AV: A few of the poems examine women in relation to men, challenging the mystique of female loneliness and what loneliness even means. What is the function of loneliness in this collection?
fjh: My hope is that you will make this decision as a reader.
AV: The use of music in Here is the Sweet Hand is so interesting. Speakers use operas to observe loneliness or Ty Dolla $ign to observe desire. Tell me more about examining artistic tradition and these themes in the second section of the collection.
fjh: I rewrote “Or Nah” because of how much I loved the beat but hated the lyrics when I thought about them for too long. It’s this really catchy beat made of this sinister notion that someone is only interested in your company insofar as what you can do for them, and specifically in this case, if a woman is gonna’ fuck and suck off and die for some dude. There aren’t a ton of songs that crawl up under my skin like this one—and yet, I’ve got that beat in the canvas of my brain at this point. So yeah, I wanted to diffuse all that bullshit. The poem is difficult to read aloud; I’ve tried. So maybe it’s not supposed to be read. But I love how it looks in its moments. I think I like it—in beats. In snatches. To my mind, there is much more loneliness in that poem than there is in the classical suite. Though perhaps what they share in common is the desire to recast art that may not have been intended for my speakers in the language of their own daily reality.
AV: In Here is the Sweet Hand, there are mentions of meat—the bad smells, the rot, things eating each other, etc. But there are also mentions of seeds and the idea of growing or replanting oneself. Why are both of these so present in the collection, and how does it relate to Blackness?
fjh: What’s interesting about your questions is that I think you are making connections beyond what I was even really intending. I want to be smart enough to answer this question, but I’m not sure I know the answer. Oddly, and I’m not sure I can explain this, but when I used to worry about whether my poems came across as morose or not, I mostly worried that Black folks would think I was weird for all my bugs and meat and cemeteries and other morbid stuff. I don’t worry about that so much anymore.

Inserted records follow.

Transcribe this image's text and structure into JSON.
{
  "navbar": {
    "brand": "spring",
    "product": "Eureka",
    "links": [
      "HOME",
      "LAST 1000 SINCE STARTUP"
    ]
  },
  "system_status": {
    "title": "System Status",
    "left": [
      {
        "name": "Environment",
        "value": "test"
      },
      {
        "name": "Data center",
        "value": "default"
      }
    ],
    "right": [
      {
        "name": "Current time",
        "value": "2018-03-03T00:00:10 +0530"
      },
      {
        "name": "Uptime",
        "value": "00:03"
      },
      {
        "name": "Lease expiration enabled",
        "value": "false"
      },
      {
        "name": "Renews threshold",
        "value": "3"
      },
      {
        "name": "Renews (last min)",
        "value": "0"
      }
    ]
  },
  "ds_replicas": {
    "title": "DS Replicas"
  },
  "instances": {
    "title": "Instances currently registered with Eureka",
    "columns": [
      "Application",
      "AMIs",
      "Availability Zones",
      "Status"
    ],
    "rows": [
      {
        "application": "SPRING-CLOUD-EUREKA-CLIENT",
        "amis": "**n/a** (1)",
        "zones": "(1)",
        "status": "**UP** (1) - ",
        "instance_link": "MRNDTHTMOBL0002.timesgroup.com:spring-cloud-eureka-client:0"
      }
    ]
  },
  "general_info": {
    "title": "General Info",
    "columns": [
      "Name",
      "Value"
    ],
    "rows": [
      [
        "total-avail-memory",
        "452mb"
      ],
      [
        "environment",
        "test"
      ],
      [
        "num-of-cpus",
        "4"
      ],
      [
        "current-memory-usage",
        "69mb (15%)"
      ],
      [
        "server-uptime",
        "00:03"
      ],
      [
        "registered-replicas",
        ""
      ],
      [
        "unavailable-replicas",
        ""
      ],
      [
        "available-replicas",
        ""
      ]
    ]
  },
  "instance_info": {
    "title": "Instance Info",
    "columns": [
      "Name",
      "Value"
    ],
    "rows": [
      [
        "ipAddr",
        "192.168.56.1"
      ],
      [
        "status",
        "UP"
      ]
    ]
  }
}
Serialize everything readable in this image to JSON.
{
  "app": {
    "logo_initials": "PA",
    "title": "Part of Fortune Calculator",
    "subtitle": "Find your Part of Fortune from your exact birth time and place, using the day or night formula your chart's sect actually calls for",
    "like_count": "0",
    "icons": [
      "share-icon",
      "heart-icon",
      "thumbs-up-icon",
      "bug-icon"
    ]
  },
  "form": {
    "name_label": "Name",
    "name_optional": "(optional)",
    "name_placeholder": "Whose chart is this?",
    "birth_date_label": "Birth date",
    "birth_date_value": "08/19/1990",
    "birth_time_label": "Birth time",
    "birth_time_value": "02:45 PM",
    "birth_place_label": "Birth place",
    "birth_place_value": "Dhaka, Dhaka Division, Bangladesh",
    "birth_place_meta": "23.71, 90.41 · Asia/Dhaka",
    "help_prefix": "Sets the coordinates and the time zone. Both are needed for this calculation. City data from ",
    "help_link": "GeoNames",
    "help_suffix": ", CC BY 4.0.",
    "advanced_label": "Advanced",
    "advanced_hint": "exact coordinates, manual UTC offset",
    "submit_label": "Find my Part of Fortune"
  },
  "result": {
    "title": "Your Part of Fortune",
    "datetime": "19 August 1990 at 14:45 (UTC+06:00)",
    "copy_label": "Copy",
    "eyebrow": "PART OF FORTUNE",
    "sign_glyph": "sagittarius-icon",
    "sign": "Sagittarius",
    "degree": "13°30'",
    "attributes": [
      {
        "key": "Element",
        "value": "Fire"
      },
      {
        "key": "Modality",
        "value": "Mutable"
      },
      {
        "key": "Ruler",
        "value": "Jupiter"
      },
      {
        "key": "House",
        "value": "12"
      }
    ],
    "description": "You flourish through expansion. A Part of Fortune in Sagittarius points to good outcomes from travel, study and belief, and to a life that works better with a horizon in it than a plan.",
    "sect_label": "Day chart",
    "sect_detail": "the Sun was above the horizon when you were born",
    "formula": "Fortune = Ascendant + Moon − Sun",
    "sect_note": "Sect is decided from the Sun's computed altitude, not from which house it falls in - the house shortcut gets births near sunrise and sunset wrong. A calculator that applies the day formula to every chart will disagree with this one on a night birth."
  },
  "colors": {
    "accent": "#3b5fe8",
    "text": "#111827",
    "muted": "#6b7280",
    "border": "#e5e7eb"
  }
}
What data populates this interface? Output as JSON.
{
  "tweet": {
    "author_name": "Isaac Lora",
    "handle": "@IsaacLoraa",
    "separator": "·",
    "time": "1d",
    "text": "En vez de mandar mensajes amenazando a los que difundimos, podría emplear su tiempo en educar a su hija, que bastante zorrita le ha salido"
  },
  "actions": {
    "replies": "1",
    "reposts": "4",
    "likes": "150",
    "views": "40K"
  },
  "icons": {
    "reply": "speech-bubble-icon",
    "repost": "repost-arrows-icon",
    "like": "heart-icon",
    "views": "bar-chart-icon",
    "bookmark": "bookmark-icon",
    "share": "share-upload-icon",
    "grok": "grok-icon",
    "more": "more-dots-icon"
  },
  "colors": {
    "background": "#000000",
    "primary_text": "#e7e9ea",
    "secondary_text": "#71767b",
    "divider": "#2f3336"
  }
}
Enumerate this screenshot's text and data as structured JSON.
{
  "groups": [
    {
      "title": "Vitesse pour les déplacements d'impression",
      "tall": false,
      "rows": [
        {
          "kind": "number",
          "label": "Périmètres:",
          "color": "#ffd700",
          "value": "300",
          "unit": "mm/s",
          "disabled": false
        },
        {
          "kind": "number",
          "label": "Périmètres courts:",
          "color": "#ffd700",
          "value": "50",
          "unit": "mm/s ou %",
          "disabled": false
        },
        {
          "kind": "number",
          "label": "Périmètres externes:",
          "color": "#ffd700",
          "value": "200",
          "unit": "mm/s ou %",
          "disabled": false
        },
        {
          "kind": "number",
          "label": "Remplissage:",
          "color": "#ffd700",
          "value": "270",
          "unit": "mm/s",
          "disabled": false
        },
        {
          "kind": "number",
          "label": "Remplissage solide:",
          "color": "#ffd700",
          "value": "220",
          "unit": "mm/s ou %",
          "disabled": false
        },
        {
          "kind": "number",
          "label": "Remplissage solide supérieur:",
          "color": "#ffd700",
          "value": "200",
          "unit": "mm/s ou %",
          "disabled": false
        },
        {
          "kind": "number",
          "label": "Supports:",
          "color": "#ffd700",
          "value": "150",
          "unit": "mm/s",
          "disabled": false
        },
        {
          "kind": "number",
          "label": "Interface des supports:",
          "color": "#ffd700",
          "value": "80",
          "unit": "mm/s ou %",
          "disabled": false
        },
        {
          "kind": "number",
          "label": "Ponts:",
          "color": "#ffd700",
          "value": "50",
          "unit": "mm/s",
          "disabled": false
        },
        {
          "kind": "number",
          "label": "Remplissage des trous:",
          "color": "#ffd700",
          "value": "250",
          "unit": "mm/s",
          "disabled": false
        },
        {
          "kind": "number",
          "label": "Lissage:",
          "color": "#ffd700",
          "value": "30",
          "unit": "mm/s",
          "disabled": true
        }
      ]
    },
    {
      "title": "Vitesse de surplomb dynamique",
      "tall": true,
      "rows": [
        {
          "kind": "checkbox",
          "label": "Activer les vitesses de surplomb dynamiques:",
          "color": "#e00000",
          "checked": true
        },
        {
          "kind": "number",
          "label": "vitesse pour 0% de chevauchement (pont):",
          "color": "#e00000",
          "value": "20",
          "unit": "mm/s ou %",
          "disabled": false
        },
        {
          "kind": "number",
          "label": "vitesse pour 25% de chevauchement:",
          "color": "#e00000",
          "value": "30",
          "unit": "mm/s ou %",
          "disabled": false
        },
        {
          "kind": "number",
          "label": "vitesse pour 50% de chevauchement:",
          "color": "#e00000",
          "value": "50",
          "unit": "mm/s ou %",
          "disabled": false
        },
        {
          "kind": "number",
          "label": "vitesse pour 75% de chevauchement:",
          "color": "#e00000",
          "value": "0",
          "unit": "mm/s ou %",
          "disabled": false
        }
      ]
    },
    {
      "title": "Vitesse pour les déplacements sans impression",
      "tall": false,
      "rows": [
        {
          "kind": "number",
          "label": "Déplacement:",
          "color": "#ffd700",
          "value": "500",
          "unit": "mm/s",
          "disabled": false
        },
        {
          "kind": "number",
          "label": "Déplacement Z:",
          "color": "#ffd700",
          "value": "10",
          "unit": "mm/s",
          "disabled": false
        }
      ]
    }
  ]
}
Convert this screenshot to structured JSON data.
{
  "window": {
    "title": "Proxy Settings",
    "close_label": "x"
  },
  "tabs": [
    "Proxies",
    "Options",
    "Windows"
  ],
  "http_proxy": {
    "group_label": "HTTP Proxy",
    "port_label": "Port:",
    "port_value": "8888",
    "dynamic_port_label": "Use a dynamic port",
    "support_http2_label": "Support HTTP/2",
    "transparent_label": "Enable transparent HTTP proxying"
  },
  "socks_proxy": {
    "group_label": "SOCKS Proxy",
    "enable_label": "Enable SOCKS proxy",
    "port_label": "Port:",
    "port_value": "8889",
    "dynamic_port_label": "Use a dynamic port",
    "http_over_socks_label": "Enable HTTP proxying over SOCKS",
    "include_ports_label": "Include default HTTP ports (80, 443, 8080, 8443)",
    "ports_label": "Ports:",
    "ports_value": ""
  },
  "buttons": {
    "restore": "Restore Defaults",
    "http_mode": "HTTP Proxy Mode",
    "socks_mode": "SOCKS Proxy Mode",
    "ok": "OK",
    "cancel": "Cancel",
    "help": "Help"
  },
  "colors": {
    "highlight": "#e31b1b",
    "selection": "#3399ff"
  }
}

But I think part of my relief is connected to how excited I got when Black poets would come up to me after readings, usually with a kind of wide toothy grin, giddy about the gore and darkness and grotesque elements in my poems. Maybe what it has to do with Blackness is the kind of private revelry I take with other poets about how much power we get from the grotesque. How much fearlessness is in being able to look the world raw in the face and see how ugly it can be and still love it despite itself. It’s a bit of duende. It’s anti-respectability. It’s grounded and honest and eager—for a kind of guttural beauty. It’s joy in the mess of circumstance. A reverence for a willingness to admit to the hideous. Truth be told, Black folks know that better than just about anyone. I think the poet Ai taught me about this, as well as Amiri Baraka and Larry Neal and Wanda Coleman. Poets like Tommye Blount, Justin Phillip Reed, Ashaki Jackson, and Ruth Ellen Kocher carry on in that tradition. And I like to think I live in that tradition as well.